• Data records
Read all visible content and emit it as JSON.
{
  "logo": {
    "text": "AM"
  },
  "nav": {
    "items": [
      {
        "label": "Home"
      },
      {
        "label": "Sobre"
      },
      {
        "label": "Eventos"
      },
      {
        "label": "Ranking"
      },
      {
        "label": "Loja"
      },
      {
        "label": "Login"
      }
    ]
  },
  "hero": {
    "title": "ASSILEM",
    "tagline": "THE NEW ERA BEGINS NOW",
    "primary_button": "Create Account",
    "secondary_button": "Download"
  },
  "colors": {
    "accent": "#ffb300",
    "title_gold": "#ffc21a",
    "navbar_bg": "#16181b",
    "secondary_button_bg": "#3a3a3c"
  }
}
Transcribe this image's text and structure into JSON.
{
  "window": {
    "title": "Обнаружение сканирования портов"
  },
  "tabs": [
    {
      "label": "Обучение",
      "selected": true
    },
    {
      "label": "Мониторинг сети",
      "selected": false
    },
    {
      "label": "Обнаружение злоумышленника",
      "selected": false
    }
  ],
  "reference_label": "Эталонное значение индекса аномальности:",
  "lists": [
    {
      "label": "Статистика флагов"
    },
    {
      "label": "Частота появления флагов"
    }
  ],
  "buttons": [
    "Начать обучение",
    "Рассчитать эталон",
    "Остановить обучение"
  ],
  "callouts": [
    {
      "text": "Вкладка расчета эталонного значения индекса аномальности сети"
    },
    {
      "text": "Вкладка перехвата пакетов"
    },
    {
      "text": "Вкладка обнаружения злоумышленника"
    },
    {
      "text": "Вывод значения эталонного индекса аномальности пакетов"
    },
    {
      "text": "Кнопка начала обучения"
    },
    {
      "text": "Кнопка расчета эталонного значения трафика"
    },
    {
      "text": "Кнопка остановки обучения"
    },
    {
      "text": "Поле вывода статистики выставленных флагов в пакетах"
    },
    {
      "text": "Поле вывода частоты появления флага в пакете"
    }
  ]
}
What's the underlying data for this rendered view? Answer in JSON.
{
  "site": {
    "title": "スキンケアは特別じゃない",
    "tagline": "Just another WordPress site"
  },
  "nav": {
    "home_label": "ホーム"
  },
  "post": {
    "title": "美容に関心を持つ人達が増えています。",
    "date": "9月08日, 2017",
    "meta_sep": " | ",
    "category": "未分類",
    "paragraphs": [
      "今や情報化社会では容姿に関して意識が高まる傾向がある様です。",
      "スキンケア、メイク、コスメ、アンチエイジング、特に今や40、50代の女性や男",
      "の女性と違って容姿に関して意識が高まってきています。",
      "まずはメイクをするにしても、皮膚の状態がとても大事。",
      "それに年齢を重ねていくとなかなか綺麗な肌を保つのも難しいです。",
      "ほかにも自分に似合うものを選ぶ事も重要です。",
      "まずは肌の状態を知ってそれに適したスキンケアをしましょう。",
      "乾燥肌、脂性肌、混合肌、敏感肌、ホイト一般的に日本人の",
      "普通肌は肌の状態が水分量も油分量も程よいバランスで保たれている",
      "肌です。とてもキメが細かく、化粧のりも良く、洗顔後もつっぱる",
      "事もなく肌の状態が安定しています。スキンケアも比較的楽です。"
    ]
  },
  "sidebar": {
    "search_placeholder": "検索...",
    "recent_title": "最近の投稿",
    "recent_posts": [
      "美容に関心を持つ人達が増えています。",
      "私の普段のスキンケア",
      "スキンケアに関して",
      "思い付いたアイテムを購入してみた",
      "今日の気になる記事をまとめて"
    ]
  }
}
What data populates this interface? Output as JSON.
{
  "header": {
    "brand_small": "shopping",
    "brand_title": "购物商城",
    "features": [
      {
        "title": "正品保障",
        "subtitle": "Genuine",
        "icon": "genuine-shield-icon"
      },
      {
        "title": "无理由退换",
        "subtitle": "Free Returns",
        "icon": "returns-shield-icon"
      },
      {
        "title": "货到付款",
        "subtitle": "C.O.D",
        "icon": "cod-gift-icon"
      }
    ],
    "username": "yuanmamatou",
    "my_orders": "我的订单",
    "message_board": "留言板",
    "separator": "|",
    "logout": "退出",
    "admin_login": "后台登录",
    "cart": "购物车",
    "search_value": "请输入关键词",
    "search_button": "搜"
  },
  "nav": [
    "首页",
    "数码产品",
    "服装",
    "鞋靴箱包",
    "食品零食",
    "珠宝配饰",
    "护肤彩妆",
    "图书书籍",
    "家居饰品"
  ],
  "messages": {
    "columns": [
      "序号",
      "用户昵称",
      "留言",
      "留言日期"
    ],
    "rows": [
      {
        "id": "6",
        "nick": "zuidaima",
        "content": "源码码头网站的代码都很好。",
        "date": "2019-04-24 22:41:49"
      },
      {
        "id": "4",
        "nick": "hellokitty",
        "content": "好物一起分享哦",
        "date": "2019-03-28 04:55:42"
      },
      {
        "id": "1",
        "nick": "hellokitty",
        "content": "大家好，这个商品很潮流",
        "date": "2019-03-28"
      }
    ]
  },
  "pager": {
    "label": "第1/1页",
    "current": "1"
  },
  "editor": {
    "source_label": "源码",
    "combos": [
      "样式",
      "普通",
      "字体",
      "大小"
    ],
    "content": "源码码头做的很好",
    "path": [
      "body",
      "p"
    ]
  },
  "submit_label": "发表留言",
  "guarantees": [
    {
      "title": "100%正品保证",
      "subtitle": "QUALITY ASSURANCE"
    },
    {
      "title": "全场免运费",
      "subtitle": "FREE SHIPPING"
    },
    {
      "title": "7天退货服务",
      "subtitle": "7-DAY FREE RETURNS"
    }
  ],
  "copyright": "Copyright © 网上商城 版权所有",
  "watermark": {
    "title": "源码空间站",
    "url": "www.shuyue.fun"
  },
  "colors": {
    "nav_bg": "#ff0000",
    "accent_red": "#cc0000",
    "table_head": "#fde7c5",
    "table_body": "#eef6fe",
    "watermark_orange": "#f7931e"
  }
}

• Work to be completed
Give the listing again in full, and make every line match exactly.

• Exercise answer
Read all visible content and emit it as JSON.
{
  "logo": {
    "text": "AM"
  },
  "nav": {
    "items": [
      {
        "label": "Home"
      },
      {
        "label": "Sobre"
      },
      {
        "label": "Eventos"
      },
      {
        "label": "Ranking"
      },
      {
        "label": "Loja"
      },
      {
        "label": "Login"
      }
    ]
  },
  "hero": {
    "title": "ASSILEM",
    "tagline": "THE NEW ERA BEGINS NOW",
    "primary_button": "Create Account",
    "secondary_button": "Download"
  },
  "colors": {
    "accent": "#ffb300",
    "title_gold": "#ffc21a",
    "navbar_bg": "#16181b",
    "secondary_button_bg": "#3a3a3c"
  }
}
Transcribe this image's text and structure into JSON.
{
  "window": {
    "title": "Обнаружение сканирования портов"
  },
  "tabs": [
    {
      "label": "Обучение",
      "selected": true
    },
    {
      "label": "Мониторинг сети",
      "selected": false
    },
    {
      "label": "Обнаружение злоумышленника",
      "selected": false
    }
  ],
  "reference_label": "Эталонное значение индекса аномальности:",
  "lists": [
    {
      "label": "Статистика флагов"
    },
    {
      "label": "Частота появления флагов"
    }
  ],
  "buttons": [
    "Начать обучение",
    "Рассчитать эталон",
    "Остановить обучение"
  ],
  "callouts": [
    {
      "text": "Вкладка расчета эталонного значения индекса аномальности сети"
    },
    {
      "text": "Вкладка перехвата пакетов"
    },
    {
      "text": "Вкладка обнаружения злоумышленника"
    },
    {
      "text": "Вывод значения эталонного индекса аномальности пакетов"
    },
    {
      "text": "Кнопка начала обучения"
    },
    {
      "text": "Кнопка расчета эталонного значения трафика"
    },
    {
      "text": "Кнопка остановки обучения"
    },
    {
      "text": "Поле вывода статистики выставленных флагов в пакетах"
    },
    {
      "text": "Поле вывода частоты появления флага в пакете"
    }
  ]
}
What's the underlying data for this rendered view? Answer in JSON.
{
  "site": {
    "title": "スキンケアは特別じゃない",
    "tagline": "Just another WordPress site"
  },
  "nav": {
    "home_label": "ホーム"
  },
  "post": {
    "title": "美容に関心を持つ人達が増えています。",
    "date": "9月08日, 2017",
    "meta_sep": " | ",
    "category": "未分類",
    "paragraphs": [
      "今や情報化社会では容姿に関して意識が高まる傾向がある様です。",
      "スキンケア、メイク、コスメ、アンチエイジング、特に今や40、50代の女性や男",
      "の女性と違って容姿に関して意識が高まってきています。",
      "まずはメイクをするにしても、皮膚の状態がとても大事。",
      "それに年齢を重ねていくとなかなか綺麗な肌を保つのも難しいです。",
      "ほかにも自分に似合うものを選ぶ事も重要です。",
      "まずは肌の状態を知ってそれに適したスキンケアをしましょう。",
      "乾燥肌、脂性肌、混合肌、敏感肌、ホイト一般的に日本人の",
      "普通肌は肌の状態が水分量も油分量も程よいバランスで保たれている",
      "肌です。とてもキメが細かく、化粧のりも良く、洗顔後もつっぱる",
      "事もなく肌の状態が安定しています。スキンケアも比較的楽です。"
    ]
  },
  "sidebar": {
    "search_placeholder": "検索...",
    "recent_title": "最近の投稿",
    "recent_posts": [
      "美容に関心を持つ人達が増えています。",
      "私の普段のスキンケア",
      "スキンケアに関して",
      "思い付いたアイテムを購入してみた",
      "今日の気になる記事をまとめて"
    ]
  }
}
What data populates this interface? Output as JSON.
{
  "header": {
    "brand_small": "shopping",
    "brand_title": "购物商城",
    "features": [
      {
        "title": "正品保障",
        "subtitle": "Genuine",
        "icon": "genuine-shield-icon"
      },
      {
        "title": "无理由退换",
        "subtitle": "Free Returns",
        "icon": "returns-shield-icon"
      },
      {
        "title": "货到付款",
        "subtitle": "C.O.D",
        "icon": "cod-gift-icon"
      }
    ],
    "username": "yuanmamatou",
    "my_orders": "我的订单",
    "message_board": "留言板",
    "separator": "|",
    "logout": "退出",
    "admin_login": "后台登录",
    "cart": "购物车",
    "search_value": "请输入关键词",
    "search_button": "搜"
  },
  "nav": [
    "首页",
    "数码产品",
    "服装",
    "鞋靴箱包",
    "食品零食",
    "珠宝配饰",
    "护肤彩妆",
    "图书书籍",
    "家居饰品"
  ],
  "messages": {
    "columns": [
      "序号",
      "用户昵称",
      "留言",
      "留言日期"
    ],
    "rows": [
      {
        "id": "6",
        "nick": "zuidaima",
        "content": "源码码头网站的代码都很好。",
        "date": "2019-04-24 22:41:49"
      },
      {
        "id": "4",
        "nick": "hellokitty",
        "content": "好物一起分享哦",
        "date": "2019-03-28 04:55:42"
      },
      {
        "id": "1",
        "nick": "hellokitty",
        "content": "大家好，这个商品很潮流",
        "date": "2019-03-28"
      }
    ]
  },
  "pager": {
    "label": "第1/1页",
    "current": "1"
  },
  "editor": {
    "source_label": "源码",
    "combos": [
      "样式",
      "普通",
      "字体",
      "大小"
    ],
    "content": "源码码头做的很好",
    "path": [
      "body",
      "p"
    ]
  },
  "submit_label": "发表留言",
  "guarantees": [
    {
      "title": "100%正品保证",
      "subtitle": "QUALITY ASSURANCE"
    },
    {
      "title": "全场免运费",
      "subtitle": "FREE SHIPPING"
    },
    {
      "title": "7天退货服务",
      "subtitle": "7-DAY FREE RETURNS"
    }
  ],
  "copyright": "Copyright © 网上商城 版权所有",
  "watermark": {
    "title": "源码空间站",
    "url": "www.shuyue.fun"
  },
  "colors": {
    "nav_bg": "#ff0000",
    "accent_red": "#cc0000",
    "table_head": "#fde7c5",
    "table_body": "#eef6fe",
    "watermark_orange": "#f7931e"
  }
}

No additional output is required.